*** Information shown Section Begins ***
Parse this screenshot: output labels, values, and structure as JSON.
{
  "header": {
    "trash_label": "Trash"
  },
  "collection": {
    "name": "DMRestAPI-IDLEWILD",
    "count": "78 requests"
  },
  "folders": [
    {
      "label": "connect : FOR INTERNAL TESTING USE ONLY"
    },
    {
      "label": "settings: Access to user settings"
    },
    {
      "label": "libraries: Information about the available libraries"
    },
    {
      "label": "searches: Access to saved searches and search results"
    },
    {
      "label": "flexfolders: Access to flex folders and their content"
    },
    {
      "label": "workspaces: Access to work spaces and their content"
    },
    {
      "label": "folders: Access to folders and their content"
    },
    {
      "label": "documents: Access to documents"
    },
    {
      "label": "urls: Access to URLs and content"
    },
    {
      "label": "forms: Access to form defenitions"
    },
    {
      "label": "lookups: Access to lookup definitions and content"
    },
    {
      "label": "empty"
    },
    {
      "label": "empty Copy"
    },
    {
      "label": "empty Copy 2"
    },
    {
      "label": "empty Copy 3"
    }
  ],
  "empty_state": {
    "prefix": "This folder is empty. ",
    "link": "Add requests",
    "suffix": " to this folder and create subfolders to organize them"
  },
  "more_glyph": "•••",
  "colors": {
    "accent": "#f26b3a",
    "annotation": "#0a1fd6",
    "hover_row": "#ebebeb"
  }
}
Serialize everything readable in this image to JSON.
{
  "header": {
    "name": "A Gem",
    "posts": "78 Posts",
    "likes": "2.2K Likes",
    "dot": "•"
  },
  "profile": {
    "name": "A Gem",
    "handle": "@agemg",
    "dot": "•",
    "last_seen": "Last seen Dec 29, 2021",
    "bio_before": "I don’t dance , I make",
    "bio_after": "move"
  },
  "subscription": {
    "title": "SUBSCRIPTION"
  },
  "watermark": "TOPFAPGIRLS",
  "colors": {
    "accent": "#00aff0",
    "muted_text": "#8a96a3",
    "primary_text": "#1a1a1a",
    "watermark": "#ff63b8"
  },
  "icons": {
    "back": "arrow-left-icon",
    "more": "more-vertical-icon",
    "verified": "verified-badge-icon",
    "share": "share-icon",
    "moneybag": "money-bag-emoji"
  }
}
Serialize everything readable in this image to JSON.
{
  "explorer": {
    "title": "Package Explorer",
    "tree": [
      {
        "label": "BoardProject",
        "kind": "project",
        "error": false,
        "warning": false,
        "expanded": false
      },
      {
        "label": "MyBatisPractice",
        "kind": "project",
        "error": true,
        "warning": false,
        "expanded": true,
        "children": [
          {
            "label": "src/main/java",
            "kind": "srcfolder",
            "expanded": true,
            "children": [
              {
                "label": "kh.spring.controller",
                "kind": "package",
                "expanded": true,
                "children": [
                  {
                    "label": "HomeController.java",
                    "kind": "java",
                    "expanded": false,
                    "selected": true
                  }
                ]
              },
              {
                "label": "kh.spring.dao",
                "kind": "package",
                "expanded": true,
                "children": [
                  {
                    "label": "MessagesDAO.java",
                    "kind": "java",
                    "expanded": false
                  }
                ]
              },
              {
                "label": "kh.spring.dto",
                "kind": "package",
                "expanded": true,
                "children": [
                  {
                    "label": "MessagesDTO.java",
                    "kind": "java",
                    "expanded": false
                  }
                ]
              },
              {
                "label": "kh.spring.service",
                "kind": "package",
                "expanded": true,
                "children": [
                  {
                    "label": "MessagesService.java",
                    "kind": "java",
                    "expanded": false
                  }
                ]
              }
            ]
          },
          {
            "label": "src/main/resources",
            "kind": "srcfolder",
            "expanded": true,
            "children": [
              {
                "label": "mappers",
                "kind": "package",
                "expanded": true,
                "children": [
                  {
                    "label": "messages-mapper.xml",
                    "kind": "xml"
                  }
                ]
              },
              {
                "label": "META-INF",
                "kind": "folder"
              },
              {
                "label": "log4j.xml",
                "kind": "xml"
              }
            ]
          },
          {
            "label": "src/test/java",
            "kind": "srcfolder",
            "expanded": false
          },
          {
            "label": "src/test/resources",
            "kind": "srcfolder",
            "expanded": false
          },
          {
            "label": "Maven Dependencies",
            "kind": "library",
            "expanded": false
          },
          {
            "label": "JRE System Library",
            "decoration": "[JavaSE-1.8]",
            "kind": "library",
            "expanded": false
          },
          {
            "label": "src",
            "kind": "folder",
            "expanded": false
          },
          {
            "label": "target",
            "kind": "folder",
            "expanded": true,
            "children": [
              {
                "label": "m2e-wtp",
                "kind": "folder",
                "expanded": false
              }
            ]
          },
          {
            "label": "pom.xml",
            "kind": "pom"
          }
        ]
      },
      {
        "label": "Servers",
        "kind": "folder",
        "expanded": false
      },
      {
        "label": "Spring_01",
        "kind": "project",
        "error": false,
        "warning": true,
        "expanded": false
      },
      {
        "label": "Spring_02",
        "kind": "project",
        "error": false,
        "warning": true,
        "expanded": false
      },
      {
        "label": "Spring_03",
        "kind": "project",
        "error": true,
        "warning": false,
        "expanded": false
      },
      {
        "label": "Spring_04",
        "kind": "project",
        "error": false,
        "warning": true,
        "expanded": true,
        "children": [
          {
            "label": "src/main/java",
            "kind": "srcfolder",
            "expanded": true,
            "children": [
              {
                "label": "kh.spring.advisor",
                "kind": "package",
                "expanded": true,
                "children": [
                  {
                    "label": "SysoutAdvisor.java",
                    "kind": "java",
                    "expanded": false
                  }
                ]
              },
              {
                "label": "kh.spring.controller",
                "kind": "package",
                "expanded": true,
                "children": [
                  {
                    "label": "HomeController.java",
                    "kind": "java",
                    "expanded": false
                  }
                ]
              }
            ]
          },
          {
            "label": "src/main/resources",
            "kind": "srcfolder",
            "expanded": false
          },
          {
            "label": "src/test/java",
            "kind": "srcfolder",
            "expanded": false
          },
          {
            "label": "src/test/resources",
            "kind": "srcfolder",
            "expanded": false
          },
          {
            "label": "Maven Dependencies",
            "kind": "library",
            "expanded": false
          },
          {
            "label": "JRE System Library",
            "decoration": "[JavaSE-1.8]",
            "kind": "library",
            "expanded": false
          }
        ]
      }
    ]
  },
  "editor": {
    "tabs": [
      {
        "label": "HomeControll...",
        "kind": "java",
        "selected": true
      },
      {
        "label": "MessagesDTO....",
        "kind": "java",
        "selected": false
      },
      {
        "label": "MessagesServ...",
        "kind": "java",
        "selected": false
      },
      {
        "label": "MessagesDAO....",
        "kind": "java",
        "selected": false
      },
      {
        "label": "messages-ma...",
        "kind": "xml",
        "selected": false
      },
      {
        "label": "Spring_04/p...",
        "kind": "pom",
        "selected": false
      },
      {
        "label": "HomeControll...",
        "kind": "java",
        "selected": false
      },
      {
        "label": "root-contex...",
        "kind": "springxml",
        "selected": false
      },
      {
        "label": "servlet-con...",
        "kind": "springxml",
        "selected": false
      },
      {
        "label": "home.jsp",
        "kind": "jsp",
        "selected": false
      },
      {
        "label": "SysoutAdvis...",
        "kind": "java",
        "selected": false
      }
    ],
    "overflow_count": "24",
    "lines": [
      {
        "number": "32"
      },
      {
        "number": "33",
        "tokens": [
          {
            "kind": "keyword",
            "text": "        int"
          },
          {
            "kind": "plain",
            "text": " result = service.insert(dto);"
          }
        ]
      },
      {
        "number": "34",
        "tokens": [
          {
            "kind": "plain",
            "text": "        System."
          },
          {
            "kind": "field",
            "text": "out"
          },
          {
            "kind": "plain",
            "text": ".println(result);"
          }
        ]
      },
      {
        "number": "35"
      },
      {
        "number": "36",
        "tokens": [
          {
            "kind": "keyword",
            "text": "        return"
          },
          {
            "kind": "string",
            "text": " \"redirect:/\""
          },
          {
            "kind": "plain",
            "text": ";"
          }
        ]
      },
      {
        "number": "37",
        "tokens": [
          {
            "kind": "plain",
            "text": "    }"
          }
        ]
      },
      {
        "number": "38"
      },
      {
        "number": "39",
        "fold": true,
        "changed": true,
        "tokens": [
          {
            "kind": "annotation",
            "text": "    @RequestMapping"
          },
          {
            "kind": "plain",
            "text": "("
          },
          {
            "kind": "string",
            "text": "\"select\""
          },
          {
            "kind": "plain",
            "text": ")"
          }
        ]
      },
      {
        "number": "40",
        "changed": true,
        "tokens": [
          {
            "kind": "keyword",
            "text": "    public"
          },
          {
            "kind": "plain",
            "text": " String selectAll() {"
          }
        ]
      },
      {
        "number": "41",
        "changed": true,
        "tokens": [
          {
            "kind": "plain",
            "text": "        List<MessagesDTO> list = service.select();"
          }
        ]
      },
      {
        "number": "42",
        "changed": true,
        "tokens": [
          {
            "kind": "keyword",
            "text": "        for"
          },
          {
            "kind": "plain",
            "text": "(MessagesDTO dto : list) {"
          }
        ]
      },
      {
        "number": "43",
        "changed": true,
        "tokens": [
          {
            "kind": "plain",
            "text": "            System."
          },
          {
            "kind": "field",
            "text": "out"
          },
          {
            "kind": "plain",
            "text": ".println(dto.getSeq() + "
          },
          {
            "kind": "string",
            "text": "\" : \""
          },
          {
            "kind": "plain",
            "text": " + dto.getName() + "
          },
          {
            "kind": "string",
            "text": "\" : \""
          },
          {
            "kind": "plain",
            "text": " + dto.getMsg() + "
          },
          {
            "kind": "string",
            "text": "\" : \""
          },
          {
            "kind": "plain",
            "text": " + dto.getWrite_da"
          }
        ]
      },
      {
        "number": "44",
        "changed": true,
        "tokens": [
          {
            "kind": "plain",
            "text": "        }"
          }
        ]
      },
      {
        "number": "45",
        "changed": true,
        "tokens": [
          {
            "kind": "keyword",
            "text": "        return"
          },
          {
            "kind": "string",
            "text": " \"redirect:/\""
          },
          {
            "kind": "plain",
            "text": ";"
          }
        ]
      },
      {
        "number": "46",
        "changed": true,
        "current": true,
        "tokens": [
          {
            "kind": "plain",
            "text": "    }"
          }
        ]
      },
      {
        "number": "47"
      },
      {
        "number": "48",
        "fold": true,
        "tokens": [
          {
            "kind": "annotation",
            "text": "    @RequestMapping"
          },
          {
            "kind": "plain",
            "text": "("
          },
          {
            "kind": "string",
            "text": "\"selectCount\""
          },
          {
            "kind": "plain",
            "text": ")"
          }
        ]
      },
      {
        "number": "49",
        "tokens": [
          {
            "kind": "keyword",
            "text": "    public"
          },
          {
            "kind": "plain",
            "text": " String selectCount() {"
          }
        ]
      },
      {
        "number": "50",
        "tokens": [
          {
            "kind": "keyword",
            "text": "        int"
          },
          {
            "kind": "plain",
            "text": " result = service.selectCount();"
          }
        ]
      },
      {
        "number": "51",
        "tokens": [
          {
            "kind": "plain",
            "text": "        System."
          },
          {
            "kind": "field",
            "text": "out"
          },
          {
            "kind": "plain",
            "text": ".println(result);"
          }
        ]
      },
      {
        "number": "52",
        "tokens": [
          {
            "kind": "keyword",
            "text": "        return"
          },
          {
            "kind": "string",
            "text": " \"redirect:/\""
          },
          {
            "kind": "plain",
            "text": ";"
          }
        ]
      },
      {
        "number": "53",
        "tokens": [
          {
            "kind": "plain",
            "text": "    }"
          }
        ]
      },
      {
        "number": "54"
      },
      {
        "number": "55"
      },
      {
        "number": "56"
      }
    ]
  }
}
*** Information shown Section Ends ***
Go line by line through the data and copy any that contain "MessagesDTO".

                    "label": "MessagesDTO.java",
        "label": "MessagesDTO....",
            "text": "        List<MessagesDTO> list = service.select();"
            "text": "(MessagesDTO dto : list) {"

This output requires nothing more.